Among those whose work will be on display at the large-scale exhibition, which runs Thursday through Saturday at the Miami Beach Convention Center, are queer painters, sculptors and mixed-media artists who are highlighting LGBTQ issues, identity and race in their artwork.
Vaginal Davis, an intersex artist based in Berlin, creates art using a mix of cosmetics, beauty products and other materials. Davis’ work shines a light on unconventional beauty standards as well as queer historical figures and feminist leaders, according to Adams and Ollman, a gallery in Portland, Oregon, that represents her work. Art Basel describes Davis as an “artistic trailblazer,” noting that she “broke new ground with a disruptive performance aesthetic known as ‘terrorist drag.’” Several of Davis’ lesser-known paintings will be part of a group display in Art Basel’s Nova section.
Brendan Fernandes (he/they) is a Chicago-based artist who was born in Nairobi, Kenya. Fernandes’ artwork focuses on race, identity and queer culture. This year, they are showcasing the display “Contract and Release,” which will be part of Art Basel’s Meridians section, which is dedicated to large-scale artworks. Monique Meloche Gallery in Chicago is presenting “Contract and Release,” which examines the intersections of life, sculpture and dance. Currently, Fernandes is an artist-in-residency and assistant professor at Northwestern University.
The London-based artist Sunil Gupta is exhibiting his vintage photo series “Lovers: Ten Years On,” which aims to disrupt homophobic and stigmatizing stereotypes of LGBTQ couples. Some of the subjects depicted in the photos died during the height of the HIV/AIDS epidemic in the 1980s. In this series, Gupta “sought to meet and photograph queer people in long-term relationships to try to understand the recent break up of his own,” according to New York- and London-based Hales Gallery, which represents the artist.
Ad Minoliti of Berlin and Buenos Aires presents several recent works that tackle family, alternative universes, the experiences of nonbinary communities and societies that trace descent through a mother’s ancestry. Minoliti’s work is being presented at Art Basel in a two-person show titled “Making Kin” along with the work of fellow artist Zadie Xa by Mexico City’s Galería Agustina Ferreyra.
Filipino-Salvadoran (she/they) artist Julie Tolentino uses a mix of visual and archival art to highlight movement, memory, gender and queer themes. Tolentino was an original member of the radical AIDS activist group ACT UP New York and resides in Joshua Tree, California.
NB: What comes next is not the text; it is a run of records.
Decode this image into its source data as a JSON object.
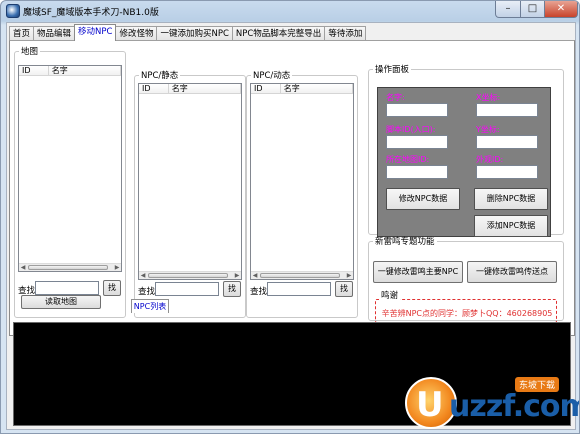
{
  "window": {
    "title": "魔域SF_魔域版本手术刀-NB1.0版",
    "min": "–",
    "max": "□",
    "close": "✕"
  },
  "tabs": [
    {
      "label": "首页"
    },
    {
      "label": "物品编辑"
    },
    {
      "label": "移动NPC"
    },
    {
      "label": "修改怪物"
    },
    {
      "label": "一键添加购买NPC"
    },
    {
      "label": "NPC物品脚本完整导出"
    },
    {
      "label": "等待添加"
    }
  ],
  "active_tab": "移动NPC",
  "map_group": {
    "legend": "地图",
    "columns": [
      "ID",
      "名字"
    ],
    "search_label": "查找",
    "search_value": "",
    "find_button": "找",
    "read_map_button": "读取地图"
  },
  "npc_static_group": {
    "legend": "NPC/静态",
    "columns": [
      "ID",
      "名字"
    ],
    "search_label": "查找",
    "search_value": "",
    "find_button": "找"
  },
  "npc_dynamic_group": {
    "legend": "NPC/动态",
    "columns": [
      "ID",
      "名字"
    ],
    "search_label": "查找",
    "search_value": "",
    "find_button": "找"
  },
  "npc_list_tab": "NPC列表",
  "ops_panel": {
    "legend": "操作面板",
    "fields": [
      {
        "label": "名字:",
        "value": ""
      },
      {
        "label": "X坐标:",
        "value": ""
      },
      {
        "label": "脚本ID(入口):",
        "value": ""
      },
      {
        "label": "Y坐标:",
        "value": ""
      },
      {
        "label": "所在地图ID:",
        "value": ""
      },
      {
        "label": "外观ID:",
        "value": ""
      }
    ],
    "modify_button": "修改NPC数据",
    "delete_button": "删除NPC数据",
    "add_button": "添加NPC数据"
  },
  "leiming_group": {
    "legend": "新雷鸣专题功能",
    "modify_main_button": "一键修改雷鸣主要NPC",
    "modify_teleport_button": "一键修改雷鸣传送点",
    "thanks_legend": "鸣谢",
    "thanks_text": "辛苦辨NPC点的同学：顾梦卜QQ：460268905"
  },
  "watermark": {
    "logo_letter": "U",
    "brand": "uzzf.com",
    "tag": "东坡下载"
  },
  "colors": {
    "label_magenta": "#ff00ff",
    "thanks_red": "#e03030",
    "active_tab_blue": "#0000cc",
    "panel_gray": "#808080"
  }
}
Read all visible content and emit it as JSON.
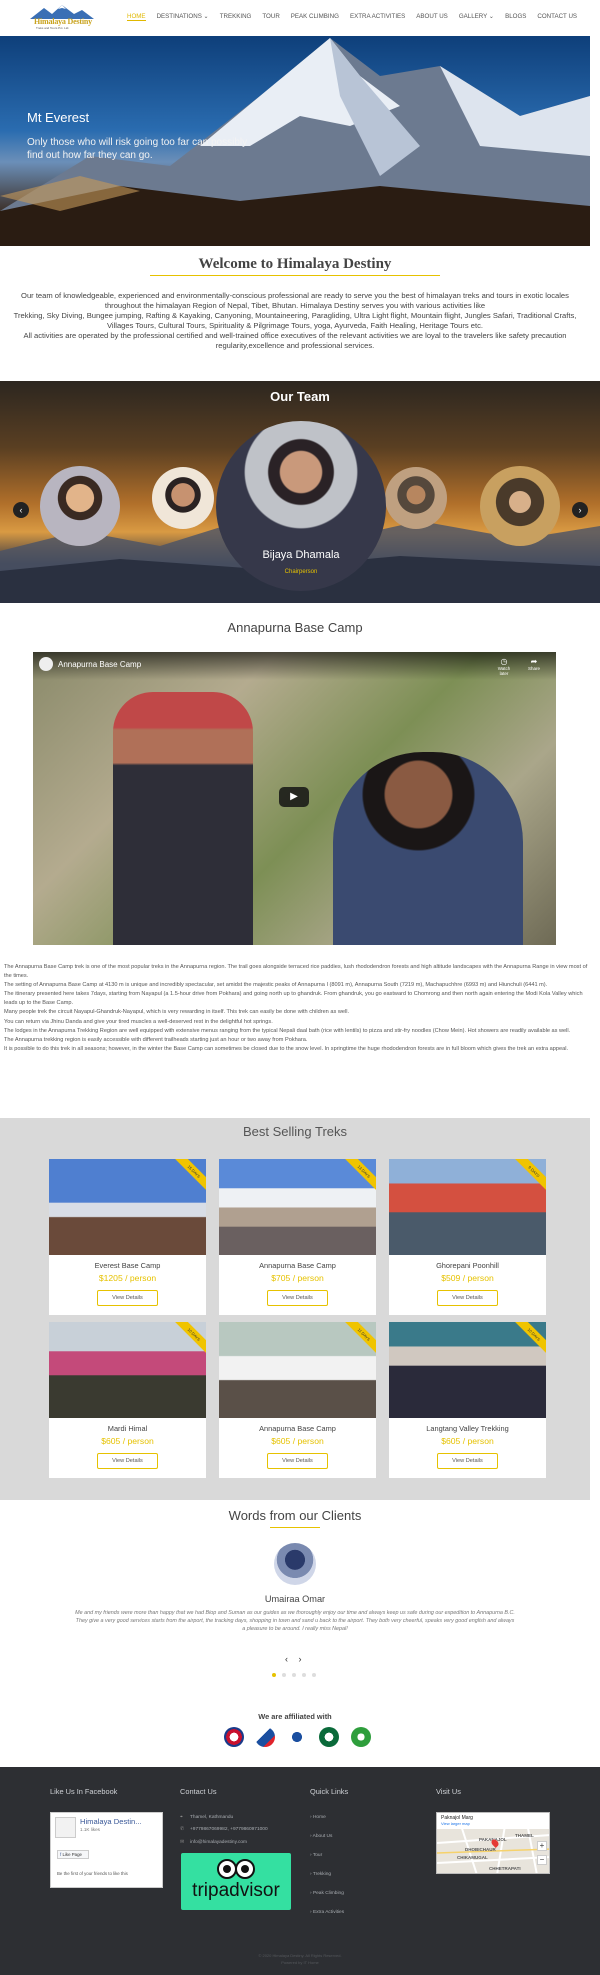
{
  "header": {
    "logo_text": "Himalaya Destiny",
    "logo_sub": "Treks and Tours Pvt. Ltd.",
    "nav": [
      {
        "label": "HOME",
        "active": true
      },
      {
        "label": "DESTINATIONS ⌄"
      },
      {
        "label": "TREKKING"
      },
      {
        "label": "TOUR"
      },
      {
        "label": "PEAK CLIMBING"
      },
      {
        "label": "EXTRA ACTIVITIES"
      },
      {
        "label": "ABOUT US"
      },
      {
        "label": "GALLERY ⌄"
      },
      {
        "label": "BLOGS"
      },
      {
        "label": "CONTACT US"
      }
    ]
  },
  "hero": {
    "title": "Mt Everest",
    "subtitle": "Only those who will risk going too far can possibly find out how far they can go."
  },
  "welcome": {
    "title": "Welcome to Himalaya Destiny",
    "p1": "Our team of knowledgeable, experienced and environmentally-conscious professional are ready to serve you the best of himalayan treks and tours in exotic locales throughout the himalayan Region of Nepal, Tibet, Bhutan. Himalaya Destiny serves you with various activities like",
    "p2": "Trekking, Sky Diving, Bungee jumping, Rafting & Kayaking, Canyoning, Mountaineering, Paragliding, Ultra Light flight, Mountain flight, Jungles Safari, Traditional Crafts, Villages Tours, Cultural Tours, Spirituality & Pilgrimage Tours, yoga, Ayurveda, Faith Healing, Heritage Tours etc.",
    "p3": "All activities are operated by the professional certified and well-trained office executives of the relevant activities we are loyal to the travelers like safety precaution regularity,excellence and professional services."
  },
  "team": {
    "title": "Our Team",
    "member_name": "Bijaya Dhamala",
    "member_role": "Chairperson",
    "prev": "‹",
    "next": "›"
  },
  "abc": {
    "title": "Annapurna Base Camp",
    "video_title": "Annapurna Base Camp",
    "watch_later": "Watch later",
    "share": "Share",
    "paragraphs": [
      "The Annapurna Base Camp trek is one of the most popular treks in the Annapurna region. The trail goes alongside terraced rice paddies, lush rhododendron forests and high altitude landscapes with the Annapurna Range in view most of the times.",
      "The setting of Annapurna Base Camp at 4130 m is unique and incredibly spectacular, set amidst the majestic peaks of Annapurna I (8091 m), Annapurna South (7219 m), Machapuchhre (6993 m) and Hiunchuli (6441 m).",
      "The itinerary presented here takes 7days, starting from Nayapul (a 1.5-hour drive from Pokhara) and going north up to ghandruk. From ghandruk, you go eastward to Chomrong and then north again entering the Modi Kola Valley which leads up to the Base Camp.",
      "Many people trek the circuit Nayapul-Ghandruk-Nayapul, which is very rewarding in itself. This trek can easily be done with children as well.",
      "You can return via Jhinu Danda and give your tired muscles a well-deserved rest in the delightful hot springs.",
      "The lodges in the Annapurna Trekking Region are well equipped with extensive menus ranging from the typical Nepali daal bath (rice with lentils) to pizza and stir-fry noodles (Chow Mein). Hot showers are readily available as well.",
      "The Annapurna trekking region is easily accessible with different trailheads starting just an hour or two away from Pokhara.",
      "It is possible to do this trek in all seasons; however, in the winter the Base Camp can sometimes be closed due to the snow level. In springtime the huge rhododendron forests are in full bloom which gives the trek an extra appeal."
    ]
  },
  "best": {
    "title": "Best Selling Treks",
    "button": "View Details",
    "treks": [
      {
        "name": "Everest Base Camp",
        "price": "$1205 / person",
        "days": "15 DAYS"
      },
      {
        "name": "Annapurna Base Camp",
        "price": "$705 / person",
        "days": "13 DAYS"
      },
      {
        "name": "Ghorepani Poonhill",
        "price": "$509 / person",
        "days": "9 DAYS"
      },
      {
        "name": "Mardi Himal",
        "price": "$605 / person",
        "days": "10 DAYS"
      },
      {
        "name": "Annapurna Base Camp",
        "price": "$605 / person",
        "days": "11 DAYS"
      },
      {
        "name": "Langtang Valley Trekking",
        "price": "$605 / person",
        "days": "10 DAYS"
      }
    ]
  },
  "words": {
    "title": "Words from our Clients",
    "client_name": "Umairaa Omar",
    "quote": "Me and my friends were more than happy that we had Biop and Suman as our guides as we thoroughly enjoy our time and always keep us safe during our expedition to Annapurna B.C. They give a very good services starts from the airport, the tracking days, shopping in town and sand u back to the airport. They both very cheerful, speaks very good english and always a pleasure to be around. I really miss Nepal!",
    "prev": "‹",
    "next": "›"
  },
  "affiliations": {
    "title": "We are affiliated with"
  },
  "footer": {
    "facebook_heading": "Like Us In Facebook",
    "fb_page": "Himalaya Destin...",
    "fb_likes": "1.1K likes",
    "fb_like_btn": "Like Page",
    "fb_first": "Be the first of your friends to like this",
    "contact_heading": "Contact Us",
    "address": "Thamel, Kathmandu",
    "phone": "+9779867069982, +9779860971000",
    "email": "info@himalayadestiny.com",
    "tripadvisor": "tripadvisor",
    "quick_heading": "Quick Links",
    "quick_links": [
      "Home",
      "About Us",
      "Tour",
      "Trekking",
      "Peak Climbing",
      "Extra Activities"
    ],
    "visit_heading": "Visit Us",
    "map_place": "Paknajol Marg",
    "map_link": "View larger map",
    "map_labels": [
      "PAKANAJOL",
      "THAMEL",
      "DHOBICHAUR",
      "CHIKAMUGAL",
      "CHHETRAPATI"
    ],
    "copyright": "© 2020 Himalaya Destiny. All Rights Reserved.",
    "powered": "Powered by IT Home"
  }
}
Tolentino is represented by Commonwealth and Council, an art gallery in Los Angeles.
The New York-based Canadian painter Ambera Wellmann is presenting an “immersive installation” that investigates “the politics of queer space and futurity,” according to Art Basel, which noted that Wellmann’s work at this year’s fair “encourages a continued understanding of fantasy to reimagine the future and a deep desire to recreate the home differently, remaking the everyday world as an act of resistance.” New York-based Company Gallery is presenting Wellmann’s work at Art Basel.